* _WHAT YOU NEED TO DO_:
Reproduce every entry exactly.

* _RAW DATA_:
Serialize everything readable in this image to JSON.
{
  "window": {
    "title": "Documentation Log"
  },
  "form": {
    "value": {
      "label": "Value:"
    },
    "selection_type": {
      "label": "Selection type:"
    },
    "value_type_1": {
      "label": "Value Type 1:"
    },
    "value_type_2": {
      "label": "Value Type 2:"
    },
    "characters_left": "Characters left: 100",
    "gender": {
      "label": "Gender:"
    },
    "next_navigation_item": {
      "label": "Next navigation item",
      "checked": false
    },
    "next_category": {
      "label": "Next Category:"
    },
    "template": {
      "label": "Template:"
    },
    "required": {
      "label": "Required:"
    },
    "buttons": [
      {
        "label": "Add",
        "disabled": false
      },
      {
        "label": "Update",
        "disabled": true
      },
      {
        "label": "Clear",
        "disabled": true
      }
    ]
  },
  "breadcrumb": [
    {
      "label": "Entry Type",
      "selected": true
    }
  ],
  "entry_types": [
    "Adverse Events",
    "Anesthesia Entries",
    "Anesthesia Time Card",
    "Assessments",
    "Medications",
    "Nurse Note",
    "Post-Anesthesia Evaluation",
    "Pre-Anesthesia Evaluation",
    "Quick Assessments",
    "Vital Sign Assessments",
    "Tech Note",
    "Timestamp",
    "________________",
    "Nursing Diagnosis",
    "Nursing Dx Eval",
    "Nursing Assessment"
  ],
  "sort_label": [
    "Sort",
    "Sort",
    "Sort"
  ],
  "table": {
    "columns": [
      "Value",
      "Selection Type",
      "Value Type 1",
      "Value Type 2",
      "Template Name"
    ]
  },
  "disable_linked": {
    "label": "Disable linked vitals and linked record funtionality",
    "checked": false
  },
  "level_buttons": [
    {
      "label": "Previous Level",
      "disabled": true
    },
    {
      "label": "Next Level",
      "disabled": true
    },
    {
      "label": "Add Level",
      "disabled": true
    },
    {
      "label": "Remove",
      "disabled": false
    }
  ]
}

* _TASK SOLUTION_:
Serialize everything readable in this image to JSON.
{
  "window": {
    "title": "Documentation Log"
  },
  "form": {
    "value": {
      "label": "Value:"
    },
    "selection_type": {
      "label": "Selection type:"
    },
    "value_type_1": {
      "label": "Value Type 1:"
    },
    "value_type_2": {
      "label": "Value Type 2:"
    },
    "characters_left": "Characters left: 100",
    "gender": {
      "label": "Gender:"
    },
    "next_navigation_item": {
      "label": "Next navigation item",
      "checked": false
    },
    "next_category": {
      "label": "Next Category:"
    },
    "template": {
      "label": "Template:"
    },
    "required": {
      "label": "Required:"
    },
    "buttons": [
      {
        "label": "Add",
        "disabled": false
      },
      {
        "label": "Update",
        "disabled": true
      },
      {
        "label": "Clear",
        "disabled": true
      }
    ]
  },
  "breadcrumb": [
    {
      "label": "Entry Type",
      "selected": true
    }
  ],
  "entry_types": [
    "Adverse Events",
    "Anesthesia Entries",
    "Anesthesia Time Card",
    "Assessments",
    "Medications",
    "Nurse Note",
    "Post-Anesthesia Evaluation",
    "Pre-Anesthesia Evaluation",
    "Quick Assessments",
    "Vital Sign Assessments",
    "Tech Note",
    "Timestamp",
    "________________",
    "Nursing Diagnosis",
    "Nursing Dx Eval",
    "Nursing Assessment"
  ],
  "sort_label": [
    "Sort",
    "Sort",
    "Sort"
  ],
  "table": {
    "columns": [
      "Value",
      "Selection Type",
      "Value Type 1",
      "Value Type 2",
      "Template Name"
    ]
  },
  "disable_linked": {
    "label": "Disable linked vitals and linked record funtionality",
    "checked": false
  },
  "level_buttons": [
    {
      "label": "Previous Level",
      "disabled": true
    },
    {
      "label": "Next Level",
      "disabled": true
    },
    {
      "label": "Add Level",
      "disabled": true
    },
    {
      "label": "Remove",
      "disabled": false
    }
  ]
}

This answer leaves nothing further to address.